Physicians fail to assess LDL cholesterol targets correctly for many patients

Abstract

Free abstract

MedWire News: Only about half of all high-risk patients are assigned the correct low-density lipoprotein (LDL) targets by their primary care physicians, report researchers.

“In our study we observed an average difference in LDL target levels of just over 17 mg/dl [0.44 mmol/l] between physicians with the least and best guideline knowledge, and this difference will certainly lead to a sizeable difference in major heart-related problems,” said study author Heribert Schunkert (Universitätsklinik Schleswig Holstein, Lübeck, Germany).

As reported in the European Heart Journal, the investigators surveyed 907 doctors who treated 25,250 patients for dyslipidemia.

According to guideline criteria (National Cholesterol Education Program - Adult Treatment Panel III), 68.0%, 21.9%, and 10.1% of the patients should have been allocated LDL targets of below 100, below 130, and below 160 mg/dl (2.59, 3.36, and 4.14 mmol/l), respectively.

However, the participating physicians allocated only 52.4% of the patients to the correct LDL cholesterol target. When divided by gender, significantly more men were assigned to the correct LDL cholesterol target than women, at 55.1% versus 49.1%.

Schunkert commented: “I am afraid to say that women are simply overlooked by their physicians, when it comes to cardiovascular risk.”

The researchers found that the group most often given the correct assessment was men with a history of myocardial infarction (MI). In comparison with this group, patients with coronary artery disease (CAD) but no prior MI, CAD-equivalent conditions, or a 10-year cardiovascular disease risk of more than 20% were 2.08-, 2.30-, and 2.69-fold, respectively, more likely to be assigned to an incorrect LDL cholesterol target group by their physician.
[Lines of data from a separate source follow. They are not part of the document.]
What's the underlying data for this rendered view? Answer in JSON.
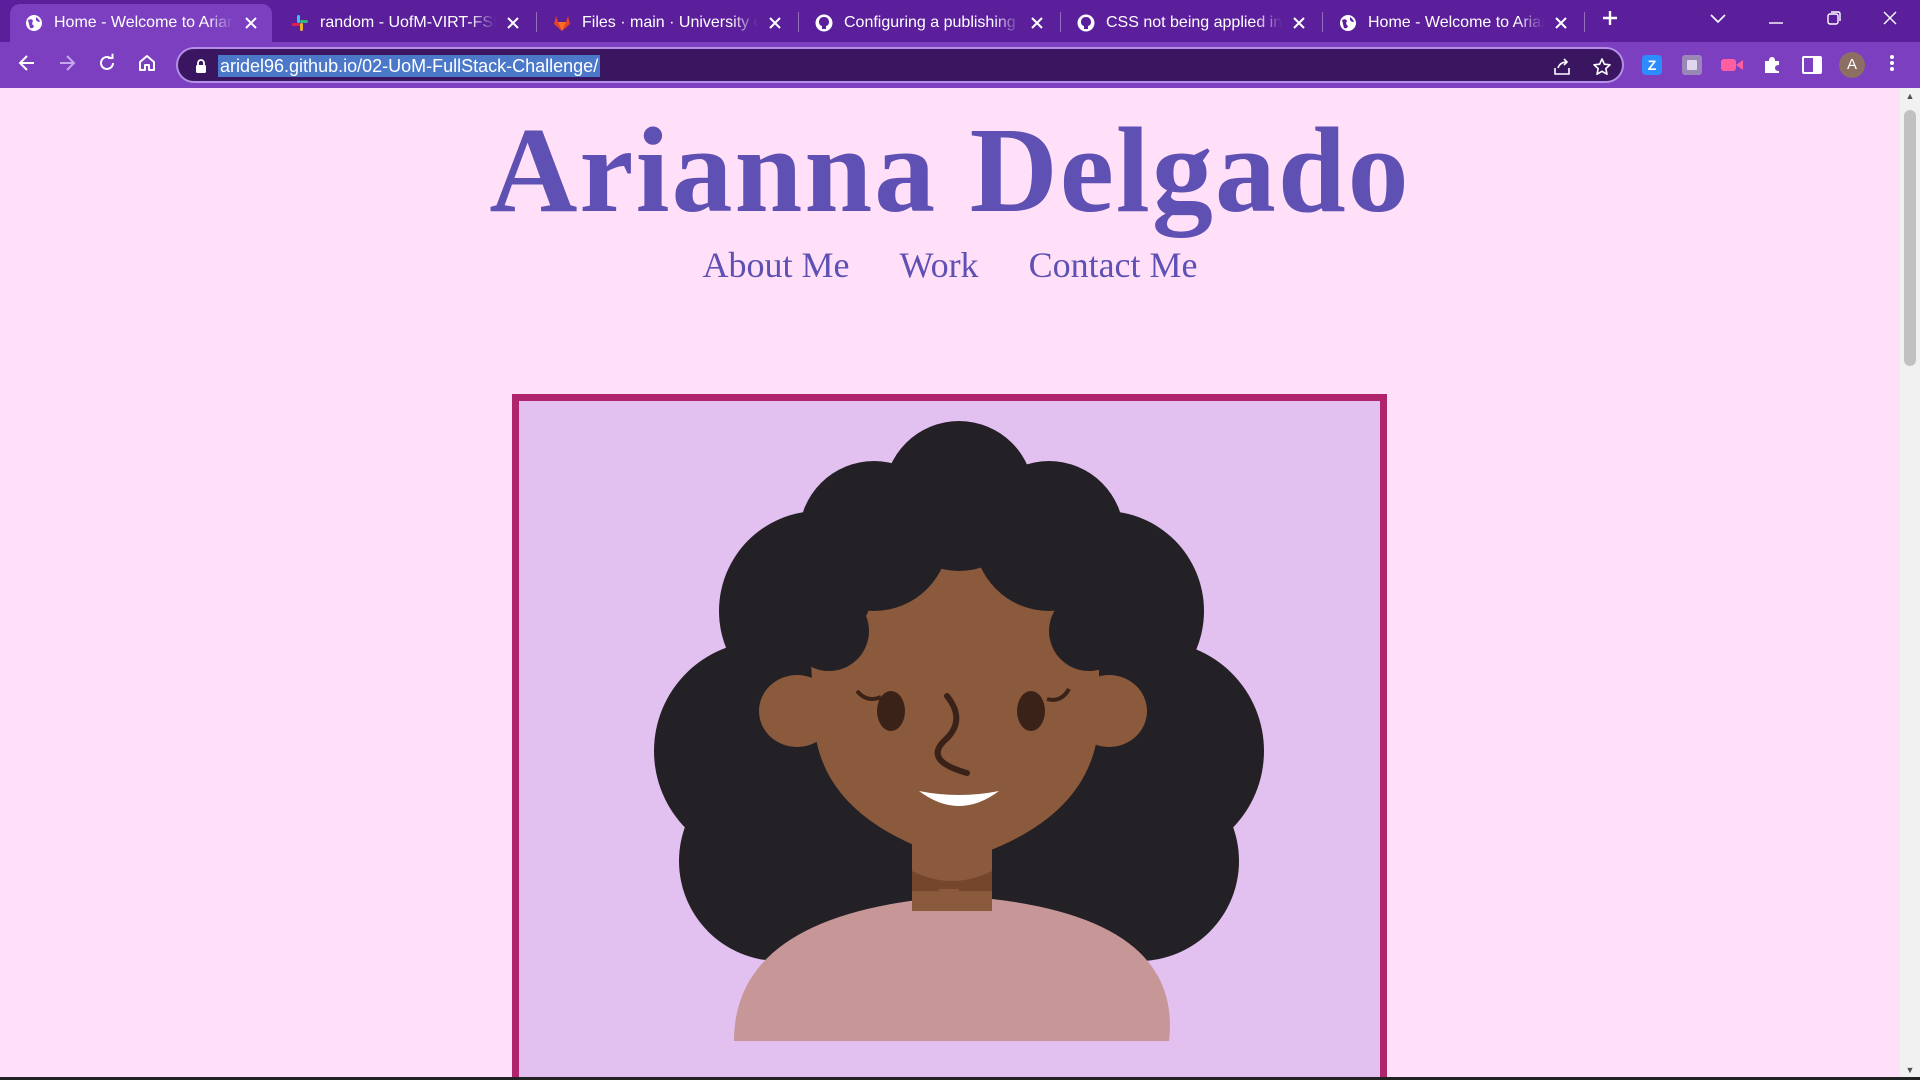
{
  "browser": {
    "tabs": [
      {
        "title": "Home - Welcome to Arianna Delgado",
        "favicon": "globe-icon",
        "active": true
      },
      {
        "title": "random - UofM-VIRT-FSF-PT",
        "favicon": "slack-icon",
        "active": false
      },
      {
        "title": "Files · main · University of Minnesota",
        "favicon": "gitlab-icon",
        "active": false
      },
      {
        "title": "Configuring a publishing source",
        "favicon": "github-icon",
        "active": false
      },
      {
        "title": "CSS not being applied in pages",
        "favicon": "github-icon",
        "active": false
      },
      {
        "title": "Home - Welcome to Arianna Delgado",
        "favicon": "globe-icon",
        "active": false
      }
    ],
    "new_tab_icon": "plus-icon",
    "address": {
      "url": "aridel96.github.io/02-UoM-FullStack-Challenge/"
    },
    "profile_initial": "A",
    "extensions": [
      "zoom-icon",
      "extension-box-icon",
      "screen-record-icon",
      "puzzle-icon"
    ],
    "colors": {
      "frame": "#5b1f9c",
      "toolbar": "#7b3fc0",
      "omnibox": "#3a1660",
      "selection": "#4b78c9"
    }
  },
  "page": {
    "title": "Arianna Delgado",
    "nav": [
      "About Me",
      "Work",
      "Contact Me"
    ],
    "hero_image": "avatar-illustration",
    "colors": {
      "background": "#ffe0f8",
      "accent_text": "#5f50b3",
      "frame_border": "#b0246e",
      "frame_bg": "#e2c1f0"
    }
  }
}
When physicians were grouped into quartiles of guideline knowledge, based on how many correct assessments they gave, LDL cholesterol levels were significantly lower in the first than in the second, third, and fourth quartiles ranging from 134.3 mg/dl (3.47 mmol/l) in the first to 151.4 mg/dl (3.92 mmol/l) in the fourth quartile.

“We believe efforts should be made to make guidelines simpler and easier to understand and follow; instruments to identify high-risk patients more easily should be developed; and special attention should be paid to women and patients without known cardiovascular disease, but with an accumulation of risk factors, since both groups appear frequently to escape the notice of doctors for aggressive cholesterol-lowering treatment,” summarized Schunkert.
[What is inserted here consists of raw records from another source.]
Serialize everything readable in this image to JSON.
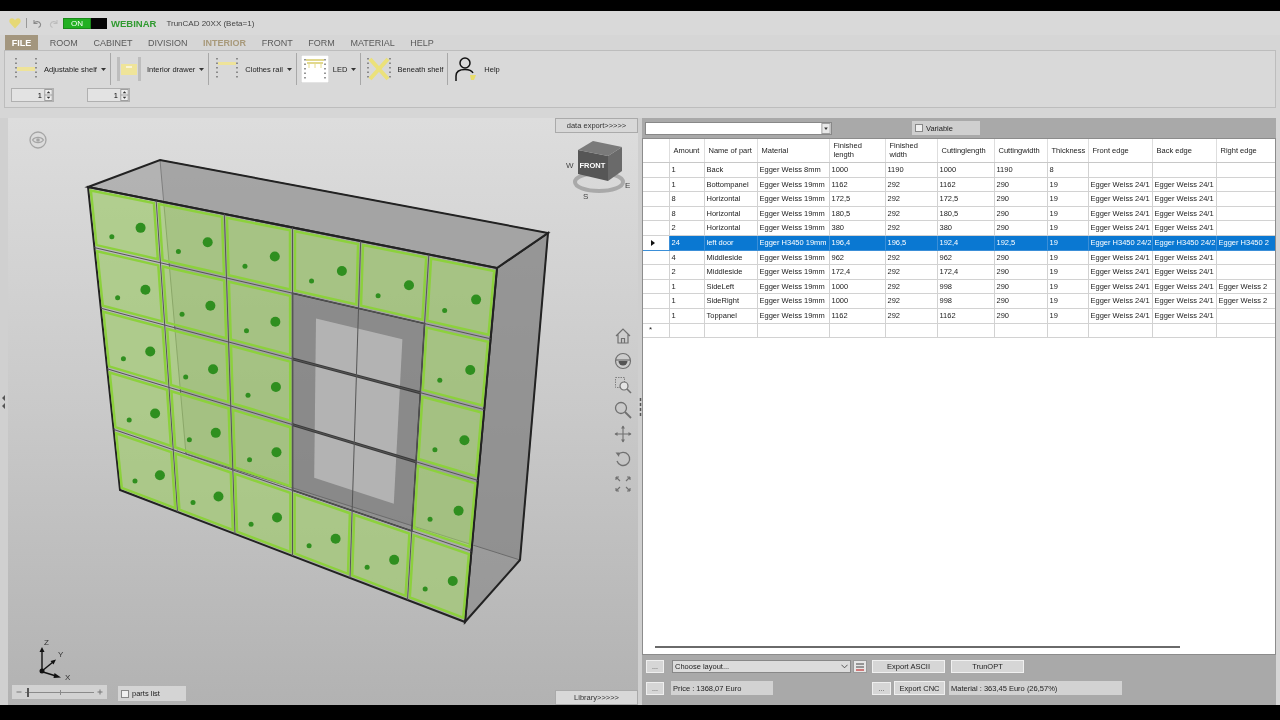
{
  "title_bar": {
    "toggle": {
      "label": "ON",
      "on": true
    },
    "brand": "WEBINAR",
    "title": "TrunCAD 20XX (Beta=1)"
  },
  "menu": {
    "file": "FILE",
    "tabs": [
      {
        "label": "ROOM",
        "selected": false
      },
      {
        "label": "CABINET",
        "selected": false
      },
      {
        "label": "DIVISION",
        "selected": false
      },
      {
        "label": "INTERIOR",
        "selected": true
      },
      {
        "label": "FRONT",
        "selected": false
      },
      {
        "label": "FORM",
        "selected": false
      },
      {
        "label": "MATERIAL",
        "selected": false
      },
      {
        "label": "HELP",
        "selected": false
      }
    ]
  },
  "ribbon": {
    "tools": [
      {
        "kind": "shelf",
        "label": "Adjustable shelf",
        "dropdown": true,
        "selected": false
      },
      {
        "kind": "drawer",
        "label": "Interior drawer",
        "dropdown": true,
        "selected": false
      },
      {
        "kind": "rail",
        "label": "Clothes rail",
        "dropdown": true,
        "selected": false
      },
      {
        "kind": "led",
        "label": "LED",
        "dropdown": true,
        "selected": true
      },
      {
        "kind": "beneath",
        "label": "Beneath shelf",
        "dropdown": false,
        "selected": false
      },
      {
        "kind": "help",
        "label": "Help",
        "dropdown": false,
        "selected": false
      }
    ],
    "spinners": [
      "1",
      "1"
    ]
  },
  "viewer": {
    "export_tab": "data export>>>>>",
    "view_cube": {
      "face": "FRONT",
      "compass": [
        "W",
        "S",
        "E"
      ]
    },
    "axes": [
      "Z",
      "Y",
      "X"
    ],
    "zoom_slider": {
      "level": 0.05
    },
    "parts_list": {
      "label": "parts list",
      "checked": false
    },
    "library_button": "Library>>>>>"
  },
  "parts_panel": {
    "variable": {
      "label": "Variable",
      "checked": false
    },
    "table": {
      "columns": [
        "Amount",
        "Name of part",
        "Material",
        "Finished length",
        "Finished width",
        "Cuttinglength",
        "Cuttingwidth",
        "Thickness",
        "Front edge",
        "Back edge",
        "Right edge"
      ],
      "rows": [
        {
          "cells": [
            "1",
            "Back",
            "Egger Weiss 8mm",
            "1000",
            "1190",
            "1000",
            "1190",
            "8",
            null,
            null,
            null
          ],
          "selected": false
        },
        {
          "cells": [
            "1",
            "Bottompanel",
            "Egger Weiss 19mm",
            "1162",
            "292",
            "1162",
            "290",
            "19",
            "Egger Weiss 24/1",
            "Egger Weiss 24/1",
            null
          ],
          "selected": false
        },
        {
          "cells": [
            "8",
            "Horizontal",
            "Egger Weiss 19mm",
            "172,5",
            "292",
            "172,5",
            "290",
            "19",
            "Egger Weiss 24/1",
            "Egger Weiss 24/1",
            null
          ],
          "selected": false
        },
        {
          "cells": [
            "8",
            "Horizontal",
            "Egger Weiss 19mm",
            "180,5",
            "292",
            "180,5",
            "290",
            "19",
            "Egger Weiss 24/1",
            "Egger Weiss 24/1",
            null
          ],
          "selected": false
        },
        {
          "cells": [
            "2",
            "Horizontal",
            "Egger Weiss 19mm",
            "380",
            "292",
            "380",
            "290",
            "19",
            "Egger Weiss 24/1",
            "Egger Weiss 24/1",
            null
          ],
          "selected": false
        },
        {
          "cells": [
            "24",
            "left door",
            "Egger H3450 19mm",
            "196,4",
            "196,5",
            "192,4",
            "192,5",
            "19",
            "Egger H3450 24/2",
            "Egger H3450 24/2",
            "Egger H3450 2"
          ],
          "selected": true
        },
        {
          "cells": [
            "4",
            "Middleside",
            "Egger Weiss 19mm",
            "962",
            "292",
            "962",
            "290",
            "19",
            "Egger Weiss 24/1",
            "Egger Weiss 24/1",
            null
          ],
          "selected": false
        },
        {
          "cells": [
            "2",
            "Middleside",
            "Egger Weiss 19mm",
            "172,4",
            "292",
            "172,4",
            "290",
            "19",
            "Egger Weiss 24/1",
            "Egger Weiss 24/1",
            null
          ],
          "selected": false
        },
        {
          "cells": [
            "1",
            "SideLeft",
            "Egger Weiss 19mm",
            "1000",
            "292",
            "998",
            "290",
            "19",
            "Egger Weiss 24/1",
            "Egger Weiss 24/1",
            "Egger Weiss 2"
          ],
          "selected": false
        },
        {
          "cells": [
            "1",
            "SideRight",
            "Egger Weiss 19mm",
            "1000",
            "292",
            "998",
            "290",
            "19",
            "Egger Weiss 24/1",
            "Egger Weiss 24/1",
            "Egger Weiss 2"
          ],
          "selected": false
        },
        {
          "cells": [
            "1",
            "Toppanel",
            "Egger Weiss 19mm",
            "1162",
            "292",
            "1162",
            "290",
            "19",
            "Egger Weiss 24/1",
            "Egger Weiss 24/1",
            null
          ],
          "selected": false
        }
      ],
      "new_row_marker": "*"
    }
  },
  "bottom_bar": {
    "more_buttons": [
      "...",
      "...",
      "..."
    ],
    "layout_select": {
      "value": "Choose layout..."
    },
    "export_ascii": "Export ASCII",
    "trunopt": "TrunOPT",
    "price": "Price : 1368,07 Euro",
    "export_cnc": "Export CNC",
    "material_cost": "Material : 363,45 Euro (26,57%)"
  }
}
Speaking on behalf of the International Menopause Society, Amos Pines (Tel Aviv University, Israel) said: “This paper rightly emphasizes a deficiency in therapy in higher risk subjects who have developed or who have an elevated risk of coronary artery disease. This is as relevant to women as it is to men.”

MedWire (www.medwire-news.md) is an independent clinical news service provided by Current Medicine Group, a trading division of Springer Healthcare Limited. © Springer Healthcare Ltd; 2010

By Helen Albert